A Guide to Choosing a Diet for your Pet
One of the most important decisions to make when you own a pet is what to feed them. The huge and bewildering range of brands and products in pet stores, at supermarkets, and at vet clinics only makes the decision more difficult.
Our aim is to try to make it easier for people to understand the science (or absence of science) behind the pet food that’s available in the market place.
The Importance of a Balanced Diet
Academic nutritionists know, after many decades of research, what animals need to eat to keep them healthy throughout their lives. Vet students are taught all about nutrition at vet school, for dogs and cats as much as for farm animals: the same principles of a balanced diet apply across all species.
The foods that must be fed in the correct quantities and proportions are:
Pets that are fed on high quality, complete diets (like the Petfix Club range) tend to:
- Look healthier – with a brighter eye and a glossier coat.
- Their internal systems are also likely to be healthier with higher quality nutrition.
Pet food manufacturers create their products following the guidelines and advice of national and international scientific advisors, so that they can fulfil the brief of guaranteeing that pets stay healthy when fed their products over many months and years.
It’s worth taking the time to read the label of a pet food container, to gain extra information about exactly what has gone into the food that you’re feeding your pet.
Choose brands of food that list ingredients on the label that you can understand, rather than vague, catch-all terms. Look for ingredients like chicken meal, lamb meal, corn or maize: these are examples but there are many others.
Complete Vs Complementary Foods
The labelling of pet foods is highly regulated: if a product is labelled as “complete”, it must, by law, provide all of the nutrients a pet needs. Most pet dry kibble diets fit into this category.
“Complementary” pet foods are different: they need to be fed alongside other products to ensure that a pet gets all the nutrients they need: for example, mixer biscuits cannot be fed solely on their own; tinned or sachet meat needs to be fed with them for a pet to enjoy a complete and balanced diet.
Quality of Ingredients
Apart from the basic facts of “complete” and “complementary” foods, it’s important to consider the precise listed ingredients that are included in a recipe for commercial pet food.
Higher quality ingredients are more likely to create a product that is tastier and easier to digest. A lower grade of ingredients can still create “nutritionally complete” food, but the final product is more likely to be associated with more digestive upsets, more copious faeces, and an animal not thriving as well as they might do, with subtle signs of poor health such as:
- A scurfy coat
- Dull eyes
- Less energy
How to Read a Pet Food Label
Reading a pet food label should be something that all owners do when choosing food for their pets. Ideally, avoid products if the first listed ingredient is named as ‘animal derivatives’: these pet foods are often lower in quality.
What are Derivatives?

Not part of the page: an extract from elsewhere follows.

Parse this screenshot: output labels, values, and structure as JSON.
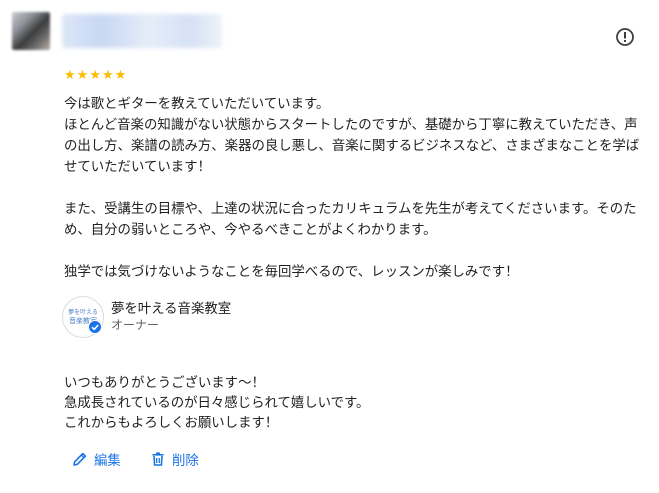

The use of a catch-all term “derivative”, instead of a specific named ingredient like “chicken”, means that the manufacturer can include general off-cuts from a range of sources from the abattoir (perhaps including the cheapest and most available products) rather than paying a bit more for the same, specific meat ingredient in successive batches of the same product. If cheaper ingredients are used, the end product will often be less digestible, and less tasty.
It’s better, generally, to avoid “catch all” terms such as the following:
a) Derivatives of vegetable origin is a vague term used to describe by-products of vegetable origin. This can include anything that has been derived from a vegetable, and so it could be used to hide unspecified ingredients that a manufacturer may not wish you to know about.
b) Meat and animal derivatives can describe any meat or animal by-product, without being specific about what it is – or even what species it comes from. This enables the manufacturer to change the protein source with every batch without changing the label. It may be handier and cheaper for the manufacturer to be able to do this, but it may not be ideal for your pet.
c) EC permitted additives include over 4000 chemical additives that can be added to pet food without individually naming them. The list includes colouring agents that have been proven to cause hyperactivity in children, and it seems logical that the same substances could have the same effect on some pets.
Low Quality Product
While some pets can thrive on a lower quality product (with derivatives), many dogs and cats can have digestive or health issues. A better quality pet food with specific, listed ingredients is more likely to be associated with a thriving, healthy pet.
To learn more, listen to our Podcast on How to Read and Understand Pet Food Labels
Choose a diet that has been designed for your particular pet: “puppy food” is designed to help pups grow, and so-called “senior” diets contain nutrition specially tailored to older pets. These specialized diets are more likely to provide nutrition that suits your individual pet.
Most pets prefer to be fed twice daily, and it’s very important to get the quantity of food right. Obesity is the most common nutrition-related disease seen in pets. Use the instructions on the container as a guide to how much to give, but use common sense too.
Regular weighing of your pet is the best way to make sure you’re feeding the right amount. Most vet clinics have walk-on scales that make it easy to do this, and there’s usually no charge for doing this.
If you’re not sure what to feed your pet, ask us at Petfix Club. We’ll be happy to help you make the right choice.